As a business person, I’m always looking for different ways of providing our customers value that others don’t offer. Eventually that meant getting out of the new residential construction business.
When I started my business in 1991, I opened up a small retail store with two trucks. My goal was to bring in service work by making people feel comfortable that they had a physical place to go, not just a phone that could be disconnected.
In the beginning it was take-what-you-could-get. We did weekly service, repair work — anything and everything. Then we slowly evolved into our current business model.
We built a pool the first year. Our main business was always service, but we got to a point where we would build about 30 new residential pools per year, alongside our repair work and renovations.
But because of the progress of our business and economic conditions, we have almost completely dropped new residential construction.
Part of this is because of our commercial pool management work. We got into it 12 to 15 years ago. We started out just opening, closing, cleaning and monitoring them. A lot of people kept asking me, “Do you do lifeguards?” I knew getting lifeguards would be a whole other ballgame, but eventually we went into that. Now we manage a lot of commercial pools and supply the lifeguards. We also have a supervisor who visits the pool.
In my opinion, you can’t do commercial pool management and residential construction both at the same time effectively. So we decided to focus on commercial management, residential service and renovations. That’s worked out very well for us.
We’ll actually build one or two new pools a year, but only under certain conditions. I won’t do them in our busiest months, May or June, because it coincides with everything else we do. They are strictly referral, and I will only bid on a new pool if I think we have a good chance of getting it — if we built their relative’s or friend’s pool and they’re highly recommending us. Otherwise I’ll just tell them we’re not interested.

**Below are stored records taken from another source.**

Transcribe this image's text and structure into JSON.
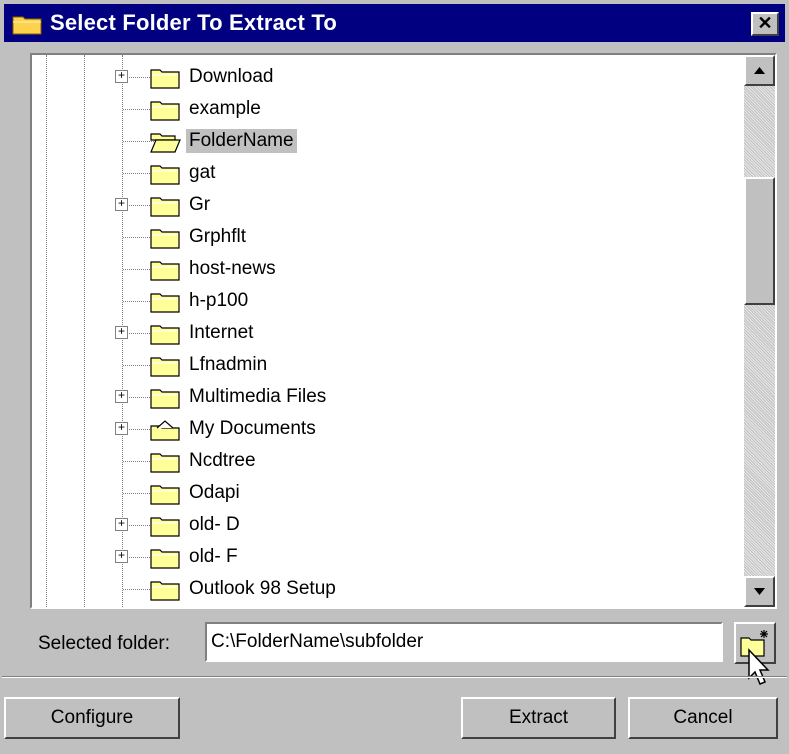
{
  "window": {
    "title": "Select Folder To Extract To",
    "close_glyph": "✕"
  },
  "tree": {
    "items": [
      {
        "label": "Download",
        "expandable": true,
        "icon": "folder-icon"
      },
      {
        "label": "example",
        "expandable": false,
        "icon": "folder-icon"
      },
      {
        "label": "FolderName",
        "expandable": false,
        "icon": "open-folder-icon",
        "selected": true
      },
      {
        "label": "gat",
        "expandable": false,
        "icon": "folder-icon"
      },
      {
        "label": "Gr",
        "expandable": true,
        "icon": "folder-icon"
      },
      {
        "label": "Grphflt",
        "expandable": false,
        "icon": "folder-icon"
      },
      {
        "label": "host-news",
        "expandable": false,
        "icon": "folder-icon"
      },
      {
        "label": "h-p100",
        "expandable": false,
        "icon": "folder-icon"
      },
      {
        "label": "Internet",
        "expandable": true,
        "icon": "folder-icon"
      },
      {
        "label": "Lfnadmin",
        "expandable": false,
        "icon": "folder-icon"
      },
      {
        "label": "Multimedia Files",
        "expandable": true,
        "icon": "folder-icon"
      },
      {
        "label": "My Documents",
        "expandable": true,
        "icon": "my-documents-folder-icon"
      },
      {
        "label": "Ncdtree",
        "expandable": false,
        "icon": "folder-icon"
      },
      {
        "label": "Odapi",
        "expandable": false,
        "icon": "folder-icon"
      },
      {
        "label": "old- D",
        "expandable": true,
        "icon": "folder-icon"
      },
      {
        "label": "old- F",
        "expandable": true,
        "icon": "folder-icon"
      },
      {
        "label": "Outlook 98 Setup",
        "expandable": false,
        "icon": "folder-icon"
      }
    ],
    "expand_glyph": "+"
  },
  "selected_folder": {
    "label": "Selected folder:",
    "value": "C:\\FolderName\\subfolder"
  },
  "buttons": {
    "configure": "Configure",
    "extract": "Extract",
    "cancel": "Cancel"
  },
  "colors": {
    "titlebar": "#000080",
    "face": "#c0c0c0",
    "folder_yellow": "#ffff99"
  }
}
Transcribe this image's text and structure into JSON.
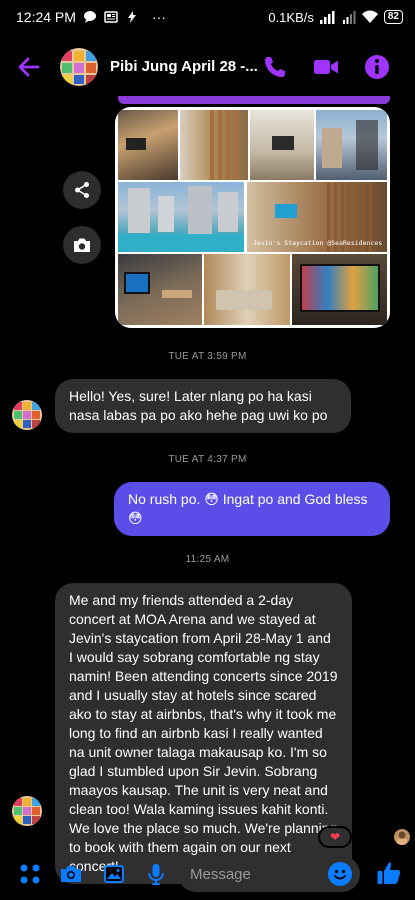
{
  "status_bar": {
    "time": "12:24 PM",
    "dots": "···",
    "network_speed": "0.1KB/s",
    "battery": "82"
  },
  "header": {
    "contact_name": "Pibi Jung April 28 -...",
    "accent": "#a033ff"
  },
  "photo_collage": {
    "watermark": "Jevin's Staycation @SeaResidences"
  },
  "messages": {
    "ts1": "TUE AT 3:59 PM",
    "msg1": "Hello! Yes, sure! Later nlang po ha kasi nasa labas pa po ako hehe pag uwi ko po",
    "ts2": "TUE AT 4:37 PM",
    "msg2": "No rush po. 😳 Ingat po and God bless 😳",
    "ts3": "11:25 AM",
    "msg3": "Me and my friends attended a 2-day concert at MOA Arena and we stayed at Jevin's staycation from April 28-May 1 and I would say sobrang comfortable ng stay namin! Been attending concerts since 2019 and I usually stay at hotels since scared ako to stay at airbnbs, that's why it took me long to find an airbnb kasi I really wanted na unit owner talaga makausap ko. I'm so glad I stumbled upon Sir Jevin. Sobrang maayos kausap. The unit is very neat and clean too! Wala kaming issues kahit konti. We love the place so much. We're planning to book with them again on our next concert!",
    "reaction": "❤"
  },
  "composer": {
    "placeholder": "Message"
  },
  "colors": {
    "outgoing_bubble": "#5b4de8",
    "incoming_bubble": "#2f2f2f",
    "composer_icons": "#0a7cff"
  }
}
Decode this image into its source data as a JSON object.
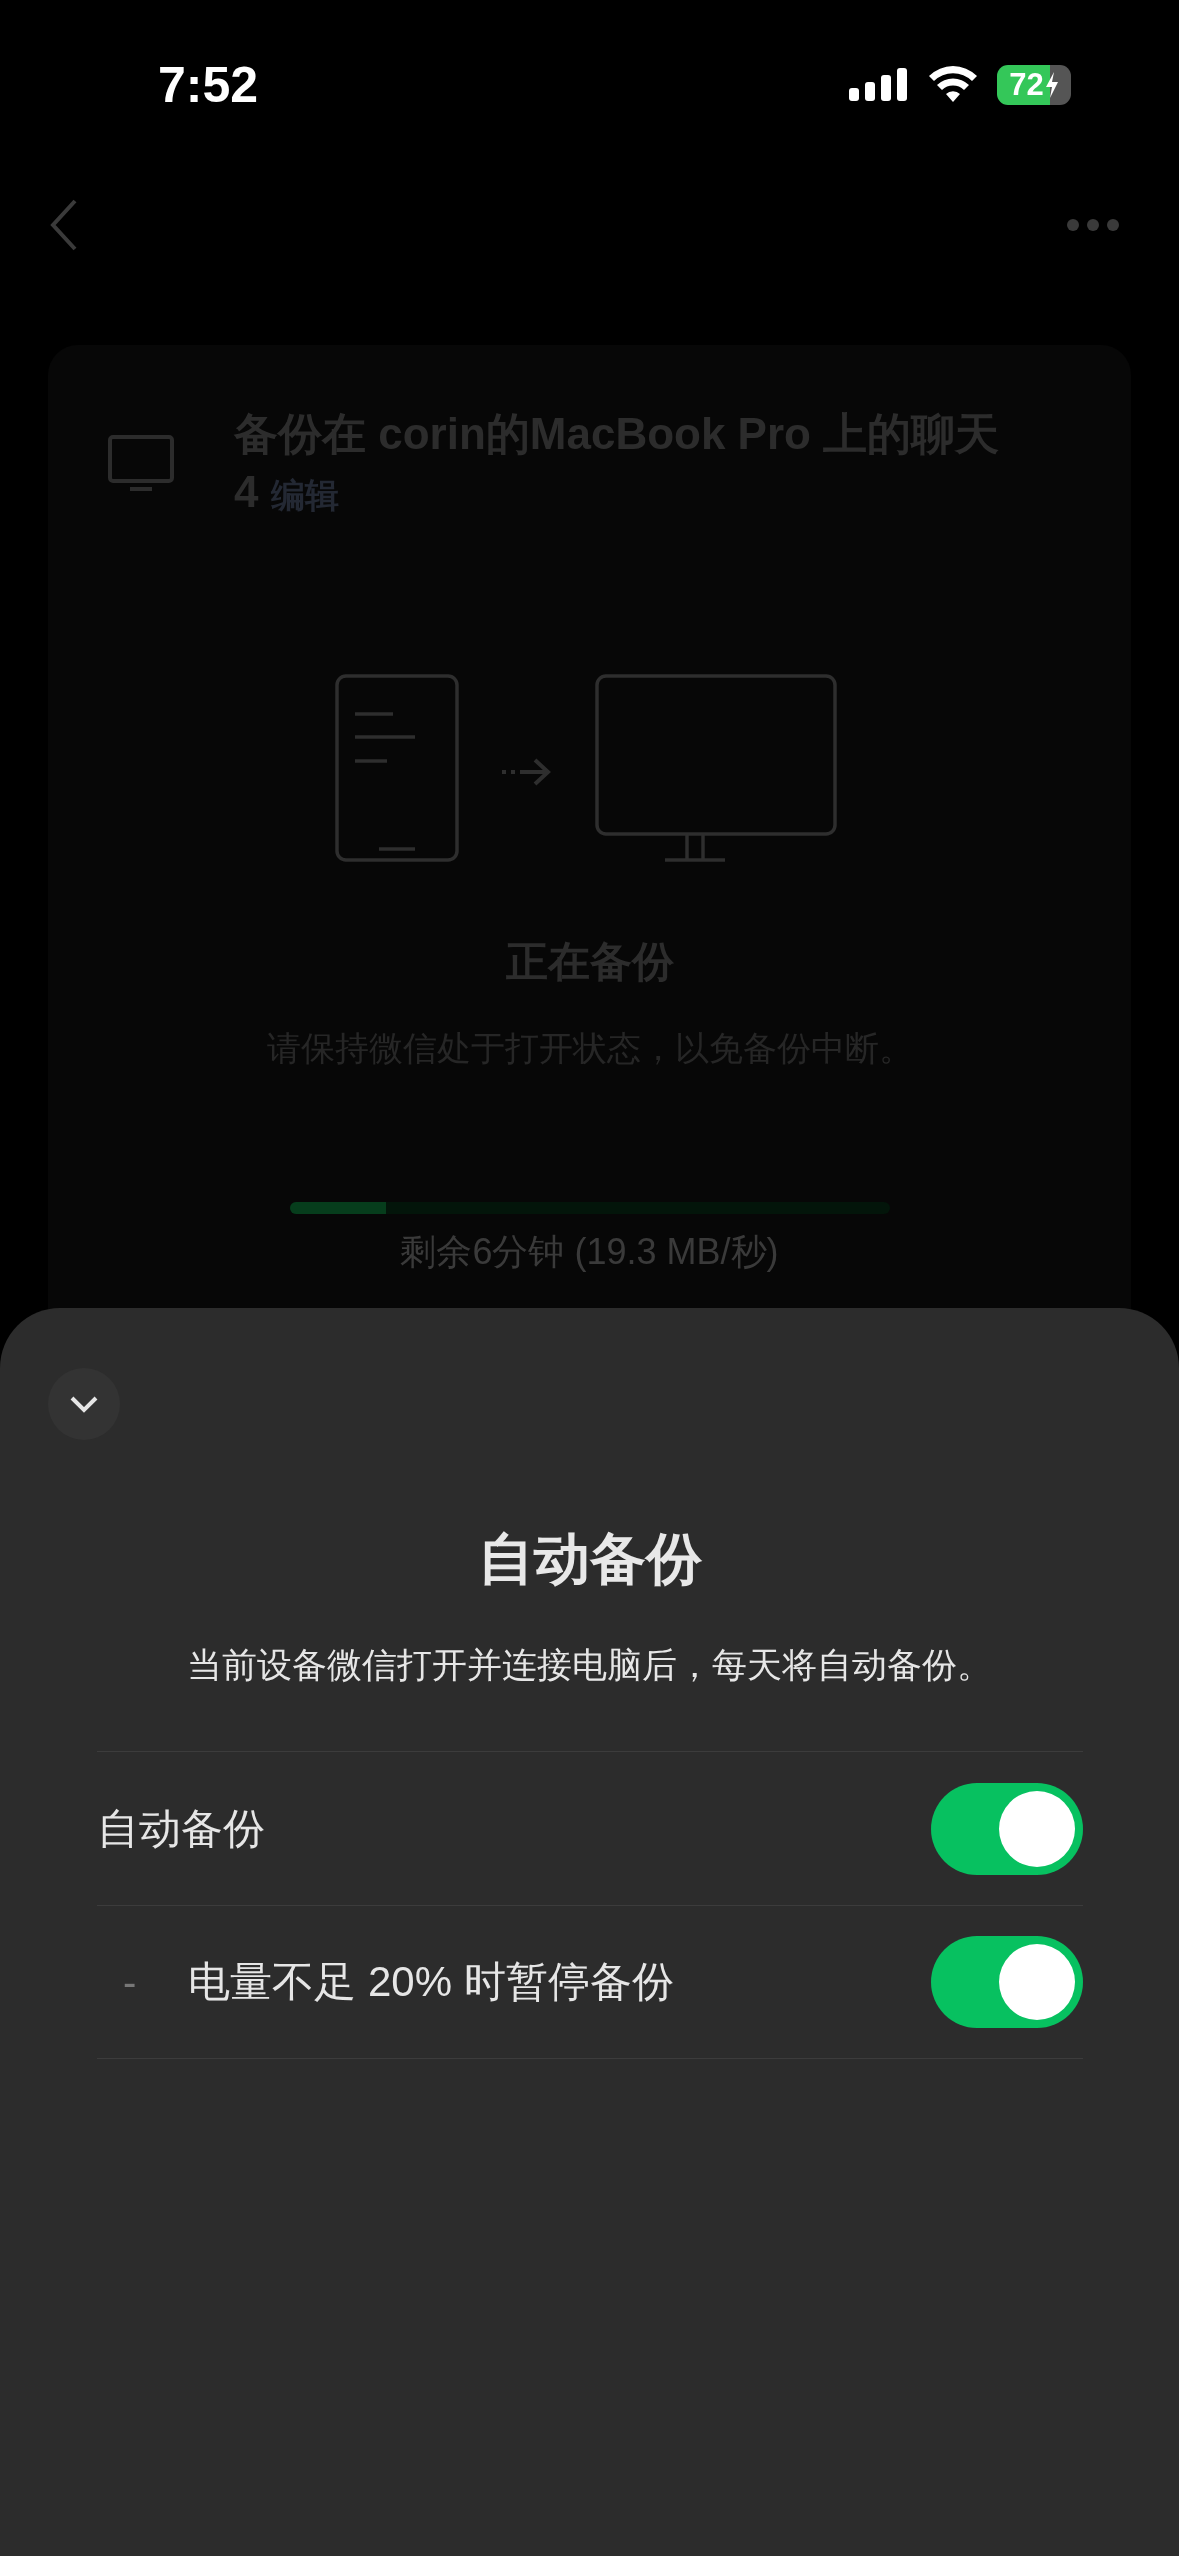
{
  "status_bar": {
    "time": "7:52",
    "battery": "72"
  },
  "backup_card": {
    "title": "备份在 corin的MacBook Pro 上的聊天 4",
    "edit_link": "编辑",
    "status": "正在备份",
    "hint": "请保持微信处于打开状态，以免备份中断。",
    "progress": {
      "level": 0.16
    },
    "remaining": "剩余6分钟 (19.3 MB/秒)"
  },
  "sheet": {
    "title": "自动备份",
    "description": "当前设备微信打开并连接电脑后，每天将自动备份。",
    "rows": [
      {
        "kind": "main",
        "label": "自动备份",
        "on": true
      },
      {
        "kind": "sub",
        "marker": "-",
        "label": "电量不足 20% 时暂停备份",
        "on": true
      }
    ]
  }
}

The pool management work has also served us well because of the consistency. I have contracts, so I know I have, say, 50 pools that we’re going to manage. I may lose one, but then I’ll gain two or three. But I can count on that, so I can staff accordingly. I know I can hire my lifeguards over the winter so they’re set up for the spring. I know that revenue’s coming in. It’s similar to residential service in that way.
It also helps set us apart. I’m always looking to offer things that not everybody has. Pool management is very difficult and you have to be either in it or not in it. You cannot fail to have a lifeguard at a pool. Commercial pools are seven days a week. The pools are busiest on Saturdays and Sundays, and the health departments are out on those days, so there’s no resting. So it’s not for everybody. And it’s not easy to get into. You have to have a lot of experience, so Johnny’s Pool Service can’t just decide they want to do commercial pools.
When the economy started to go down, new residential construction became ultra competitive, because now you had the same number of pool companies competing for one-third or one-fourth of the pools. So all the big builders in our area dropped their price to be competitive, to keep their trucks running and their guys working.
We had enough work in service and renovations where it didn’t pay for us to build a pool to keep guys busy. We didn’t really get that affected by the recession. The pool management side didn’t miss a beat, except in renovations. The last few years have been very good for us.
The other thing about selling new residential pools is that it takes a lot of time. You have to do a presentation, talk about their kids and get them to feel comfortable with you. Then you still have to hold their hand after the pool’s built and explain how it works. In my opinion, our time could be used more effectively in the other areas of our business.
On a renovation, the customer already has the pool and knows how to maintain it. So there’s a lot less time after the sale that you have to spend making them feel comfortable.
I’ve also found renovations to be more profitable.
For one thing, our closing ratio is much higher on renovation than it is on a new pool. The market is still competitive, but less so. And often, we’re hired for a renovation by one of our service clients, so they already know and trust us. So, where it’s common practice to get three estimates to build a new pool, about half won’t do that for a renovation if they know and trust their service company to do the work. The other half will get the estimates, but you already have a relationship.
In new residential construction, even if I come highly recommended, a customer is still going to get three estimates. And I don’t want to be the company that’s providing a second estimate just to make the homeowner feel better, so they know the company that they’ve all but chosen isn’t taking advantage of them. It can be a waste of time.
I’ve also found the profit margins to be much better in renovation. With a new pool, you have a 20-by-40-foot installation that’s X amount of dollars and comes with these 15 items. It’s easier for a customer to compare apples to apples. On a renovation, there’s room for more labor-intensive work, which is more profitable. And there’s a good opportunity for us to upsell.
This model has really worked for us.
I feel most companies try to say, “What are my competitors doing? That’s what I should be doing.” I think that’s a mistake. I don’t want to do what my competitor’s doing. I want to do something different. I want to offer things that my competitors aren’t. I don’t want to play in the same sandbox, I want to differentiate myself, not just by saying, “I build a better pool.”